**App and web page records**
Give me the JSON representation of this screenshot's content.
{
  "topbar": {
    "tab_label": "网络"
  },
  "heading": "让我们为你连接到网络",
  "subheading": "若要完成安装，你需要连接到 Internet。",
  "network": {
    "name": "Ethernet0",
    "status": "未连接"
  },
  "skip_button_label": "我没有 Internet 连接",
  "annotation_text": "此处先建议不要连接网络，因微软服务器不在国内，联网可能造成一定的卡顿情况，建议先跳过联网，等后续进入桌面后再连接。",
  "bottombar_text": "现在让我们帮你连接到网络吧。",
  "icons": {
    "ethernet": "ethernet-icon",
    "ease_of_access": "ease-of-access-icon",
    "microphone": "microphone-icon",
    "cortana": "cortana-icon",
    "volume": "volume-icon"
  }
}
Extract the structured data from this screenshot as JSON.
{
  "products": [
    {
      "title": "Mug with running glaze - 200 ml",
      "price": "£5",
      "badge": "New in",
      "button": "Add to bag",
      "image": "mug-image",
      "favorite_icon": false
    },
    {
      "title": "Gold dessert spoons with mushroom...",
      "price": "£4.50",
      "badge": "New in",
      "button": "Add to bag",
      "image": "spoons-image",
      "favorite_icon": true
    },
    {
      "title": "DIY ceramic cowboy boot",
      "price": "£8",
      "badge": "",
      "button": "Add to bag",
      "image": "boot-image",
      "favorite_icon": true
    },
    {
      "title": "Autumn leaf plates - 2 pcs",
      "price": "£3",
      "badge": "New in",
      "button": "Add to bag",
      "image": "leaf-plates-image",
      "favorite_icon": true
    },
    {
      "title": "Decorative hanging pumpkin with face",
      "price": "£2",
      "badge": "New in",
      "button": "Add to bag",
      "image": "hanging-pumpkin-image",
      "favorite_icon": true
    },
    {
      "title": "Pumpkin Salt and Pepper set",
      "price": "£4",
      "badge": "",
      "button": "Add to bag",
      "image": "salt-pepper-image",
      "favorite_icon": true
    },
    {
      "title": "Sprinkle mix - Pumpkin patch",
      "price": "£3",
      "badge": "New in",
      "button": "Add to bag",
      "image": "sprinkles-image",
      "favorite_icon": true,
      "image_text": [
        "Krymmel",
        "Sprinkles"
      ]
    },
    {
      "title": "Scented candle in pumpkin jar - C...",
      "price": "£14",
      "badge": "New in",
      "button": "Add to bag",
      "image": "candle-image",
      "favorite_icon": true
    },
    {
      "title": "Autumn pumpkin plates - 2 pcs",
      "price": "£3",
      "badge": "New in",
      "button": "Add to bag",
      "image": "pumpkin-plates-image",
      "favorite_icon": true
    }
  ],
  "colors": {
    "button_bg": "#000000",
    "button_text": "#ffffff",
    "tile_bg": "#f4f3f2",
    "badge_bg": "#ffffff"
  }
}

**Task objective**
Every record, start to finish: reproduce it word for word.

**Written solution**
Give me the JSON representation of this screenshot's content.
{
  "topbar": {
    "tab_label": "网络"
  },
  "heading": "让我们为你连接到网络",
  "subheading": "若要完成安装，你需要连接到 Internet。",
  "network": {
    "name": "Ethernet0",
    "status": "未连接"
  },
  "skip_button_label": "我没有 Internet 连接",
  "annotation_text": "此处先建议不要连接网络，因微软服务器不在国内，联网可能造成一定的卡顿情况，建议先跳过联网，等后续进入桌面后再连接。",
  "bottombar_text": "现在让我们帮你连接到网络吧。",
  "icons": {
    "ethernet": "ethernet-icon",
    "ease_of_access": "ease-of-access-icon",
    "microphone": "microphone-icon",
    "cortana": "cortana-icon",
    "volume": "volume-icon"
  }
}
Extract the structured data from this screenshot as JSON.
{
  "products": [
    {
      "title": "Mug with running glaze - 200 ml",
      "price": "£5",
      "badge": "New in",
      "button": "Add to bag",
      "image": "mug-image",
      "favorite_icon": false
    },
    {
      "title": "Gold dessert spoons with mushroom...",
      "price": "£4.50",
      "badge": "New in",
      "button": "Add to bag",
      "image": "spoons-image",
      "favorite_icon": true
    },
    {
      "title": "DIY ceramic cowboy boot",
      "price": "£8",
      "badge": "",
      "button": "Add to bag",
      "image": "boot-image",
      "favorite_icon": true
    },
    {
      "title": "Autumn leaf plates - 2 pcs",
      "price": "£3",
      "badge": "New in",
      "button": "Add to bag",
      "image": "leaf-plates-image",
      "favorite_icon": true
    },
    {
      "title": "Decorative hanging pumpkin with face",
      "price": "£2",
      "badge": "New in",
      "button": "Add to bag",
      "image": "hanging-pumpkin-image",
      "favorite_icon": true
    },
    {
      "title": "Pumpkin Salt and Pepper set",
      "price": "£4",
      "badge": "",
      "button": "Add to bag",
      "image": "salt-pepper-image",
      "favorite_icon": true
    },
    {
      "title": "Sprinkle mix - Pumpkin patch",
      "price": "£3",
      "badge": "New in",
      "button": "Add to bag",
      "image": "sprinkles-image",
      "favorite_icon": true,
      "image_text": [
        "Krymmel",
        "Sprinkles"
      ]
    },
    {
      "title": "Scented candle in pumpkin jar - C...",
      "price": "£14",
      "badge": "New in",
      "button": "Add to bag",
      "image": "candle-image",
      "favorite_icon": true
    },
    {
      "title": "Autumn pumpkin plates - 2 pcs",
      "price": "£3",
      "badge": "New in",
      "button": "Add to bag",
      "image": "pumpkin-plates-image",
      "favorite_icon": true
    }
  ],
  "colors": {
    "button_bg": "#000000",
    "button_text": "#ffffff",
    "tile_bg": "#f4f3f2",
    "badge_bg": "#ffffff"
  }
}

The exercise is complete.